# MATERIAL FOR THIS EXERCISE
══════════

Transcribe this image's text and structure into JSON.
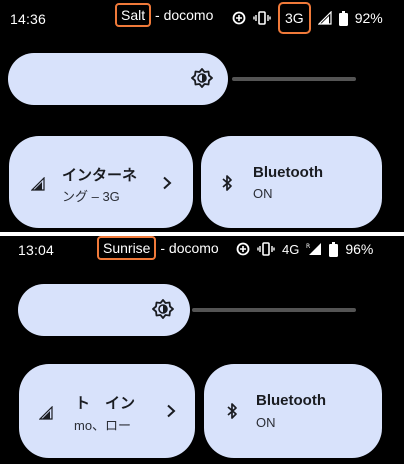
{
  "colors": {
    "background": "#000000",
    "tile": "#d8e2fb",
    "tile_text": "#1a1c21",
    "highlight": "#f07a3a",
    "track": "#545454"
  },
  "top": {
    "status": {
      "time": "14:36",
      "carrier_highlight": "Salt",
      "carrier_rest": " - docomo",
      "network": "3G",
      "battery": "92%",
      "icons": [
        "data-saver-icon",
        "vibrate-icon",
        "signal-icon",
        "battery-icon"
      ]
    },
    "tiles": {
      "internet": {
        "title": "インターネ",
        "subtitle": "ング – 3G",
        "icon": "signal-icon"
      },
      "bluetooth": {
        "title": "Bluetooth",
        "subtitle": "ON",
        "icon": "bluetooth-icon"
      }
    }
  },
  "bottom": {
    "status": {
      "time": "13:04",
      "carrier_highlight": "Sunrise",
      "carrier_rest": " - docomo",
      "network": "4G",
      "battery": "96%",
      "icons": [
        "data-saver-icon",
        "vibrate-icon",
        "roaming-signal-icon",
        "battery-icon"
      ]
    },
    "tiles": {
      "internet": {
        "title": "ト　イン",
        "subtitle": "mo、ロー",
        "icon": "signal-icon"
      },
      "bluetooth": {
        "title": "Bluetooth",
        "subtitle": "ON",
        "icon": "bluetooth-icon"
      }
    }
  }
}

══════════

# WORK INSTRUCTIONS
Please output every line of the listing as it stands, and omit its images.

# ANSWER BOX
Transcribe this image's text and structure into JSON.
{
  "colors": {
    "background": "#000000",
    "tile": "#d8e2fb",
    "tile_text": "#1a1c21",
    "highlight": "#f07a3a",
    "track": "#545454"
  },
  "top": {
    "status": {
      "time": "14:36",
      "carrier_highlight": "Salt",
      "carrier_rest": " - docomo",
      "network": "3G",
      "battery": "92%",
      "icons": [
        "data-saver-icon",
        "vibrate-icon",
        "signal-icon",
        "battery-icon"
      ]
    },
    "tiles": {
      "internet": {
        "title": "インターネ",
        "subtitle": "ング – 3G",
        "icon": "signal-icon"
      },
      "bluetooth": {
        "title": "Bluetooth",
        "subtitle": "ON",
        "icon": "bluetooth-icon"
      }
    }
  },
  "bottom": {
    "status": {
      "time": "13:04",
      "carrier_highlight": "Sunrise",
      "carrier_rest": " - docomo",
      "network": "4G",
      "battery": "96%",
      "icons": [
        "data-saver-icon",
        "vibrate-icon",
        "roaming-signal-icon",
        "battery-icon"
      ]
    },
    "tiles": {
      "internet": {
        "title": "ト　イン",
        "subtitle": "mo、ロー",
        "icon": "signal-icon"
      },
      "bluetooth": {
        "title": "Bluetooth",
        "subtitle": "ON",
        "icon": "bluetooth-icon"
      }
    }
  }
}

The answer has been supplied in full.